» Records:
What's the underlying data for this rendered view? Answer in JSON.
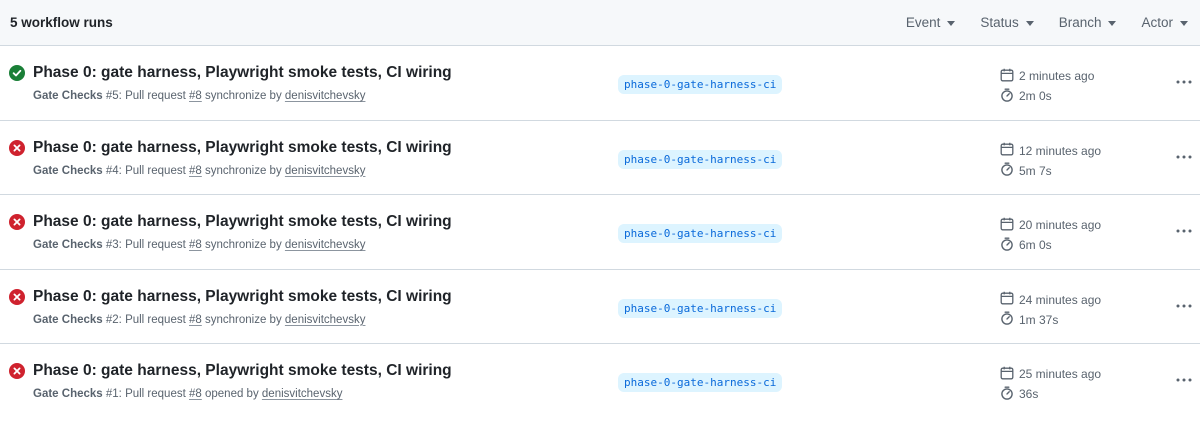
{
  "header": {
    "count_label": "5 workflow runs",
    "filters": [
      {
        "label": "Event"
      },
      {
        "label": "Status"
      },
      {
        "label": "Branch"
      },
      {
        "label": "Actor"
      }
    ]
  },
  "colors": {
    "success": "#1a7f37",
    "failure": "#cf222e",
    "branch_bg": "#ddf4ff",
    "branch_fg": "#0969da",
    "muted": "#59636e"
  },
  "runs": [
    {
      "status": "success",
      "status_icon": "check-circle-icon",
      "title": "Phase 0: gate harness, Playwright smoke tests, CI wiring",
      "workflow": "Gate Checks",
      "run_label": " #5: Pull request ",
      "pr": "#8",
      "event_text": " synchronize by ",
      "actor": "denisvitchevsky",
      "branch": "phase-0-gate-harness-ci",
      "started": "2 minutes ago",
      "duration": "2m 0s"
    },
    {
      "status": "failure",
      "status_icon": "x-circle-icon",
      "title": "Phase 0: gate harness, Playwright smoke tests, CI wiring",
      "workflow": "Gate Checks",
      "run_label": " #4: Pull request ",
      "pr": "#8",
      "event_text": " synchronize by ",
      "actor": "denisvitchevsky",
      "branch": "phase-0-gate-harness-ci",
      "started": "12 minutes ago",
      "duration": "5m 7s"
    },
    {
      "status": "failure",
      "status_icon": "x-circle-icon",
      "title": "Phase 0: gate harness, Playwright smoke tests, CI wiring",
      "workflow": "Gate Checks",
      "run_label": " #3: Pull request ",
      "pr": "#8",
      "event_text": " synchronize by ",
      "actor": "denisvitchevsky",
      "branch": "phase-0-gate-harness-ci",
      "started": "20 minutes ago",
      "duration": "6m 0s"
    },
    {
      "status": "failure",
      "status_icon": "x-circle-icon",
      "title": "Phase 0: gate harness, Playwright smoke tests, CI wiring",
      "workflow": "Gate Checks",
      "run_label": " #2: Pull request ",
      "pr": "#8",
      "event_text": " synchronize by ",
      "actor": "denisvitchevsky",
      "branch": "phase-0-gate-harness-ci",
      "started": "24 minutes ago",
      "duration": "1m 37s"
    },
    {
      "status": "failure",
      "status_icon": "x-circle-icon",
      "title": "Phase 0: gate harness, Playwright smoke tests, CI wiring",
      "workflow": "Gate Checks",
      "run_label": " #1: Pull request ",
      "pr": "#8",
      "event_text": " opened by ",
      "actor": "denisvitchevsky",
      "branch": "phase-0-gate-harness-ci",
      "started": "25 minutes ago",
      "duration": "36s"
    }
  ]
}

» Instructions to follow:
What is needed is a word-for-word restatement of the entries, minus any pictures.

» Task solution:
What's the underlying data for this rendered view? Answer in JSON.
{
  "header": {
    "count_label": "5 workflow runs",
    "filters": [
      {
        "label": "Event"
      },
      {
        "label": "Status"
      },
      {
        "label": "Branch"
      },
      {
        "label": "Actor"
      }
    ]
  },
  "colors": {
    "success": "#1a7f37",
    "failure": "#cf222e",
    "branch_bg": "#ddf4ff",
    "branch_fg": "#0969da",
    "muted": "#59636e"
  },
  "runs": [
    {
      "status": "success",
      "status_icon": "check-circle-icon",
      "title": "Phase 0: gate harness, Playwright smoke tests, CI wiring",
      "workflow": "Gate Checks",
      "run_label": " #5: Pull request ",
      "pr": "#8",
      "event_text": " synchronize by ",
      "actor": "denisvitchevsky",
      "branch": "phase-0-gate-harness-ci",
      "started": "2 minutes ago",
      "duration": "2m 0s"
    },
    {
      "status": "failure",
      "status_icon": "x-circle-icon",
      "title": "Phase 0: gate harness, Playwright smoke tests, CI wiring",
      "workflow": "Gate Checks",
      "run_label": " #4: Pull request ",
      "pr": "#8",
      "event_text": " synchronize by ",
      "actor": "denisvitchevsky",
      "branch": "phase-0-gate-harness-ci",
      "started": "12 minutes ago",
      "duration": "5m 7s"
    },
    {
      "status": "failure",
      "status_icon": "x-circle-icon",
      "title": "Phase 0: gate harness, Playwright smoke tests, CI wiring",
      "workflow": "Gate Checks",
      "run_label": " #3: Pull request ",
      "pr": "#8",
      "event_text": " synchronize by ",
      "actor": "denisvitchevsky",
      "branch": "phase-0-gate-harness-ci",
      "started": "20 minutes ago",
      "duration": "6m 0s"
    },
    {
      "status": "failure",
      "status_icon": "x-circle-icon",
      "title": "Phase 0: gate harness, Playwright smoke tests, CI wiring",
      "workflow": "Gate Checks",
      "run_label": " #2: Pull request ",
      "pr": "#8",
      "event_text": " synchronize by ",
      "actor": "denisvitchevsky",
      "branch": "phase-0-gate-harness-ci",
      "started": "24 minutes ago",
      "duration": "1m 37s"
    },
    {
      "status": "failure",
      "status_icon": "x-circle-icon",
      "title": "Phase 0: gate harness, Playwright smoke tests, CI wiring",
      "workflow": "Gate Checks",
      "run_label": " #1: Pull request ",
      "pr": "#8",
      "event_text": " opened by ",
      "actor": "denisvitchevsky",
      "branch": "phase-0-gate-harness-ci",
      "started": "25 minutes ago",
      "duration": "36s"
    }
  ]
}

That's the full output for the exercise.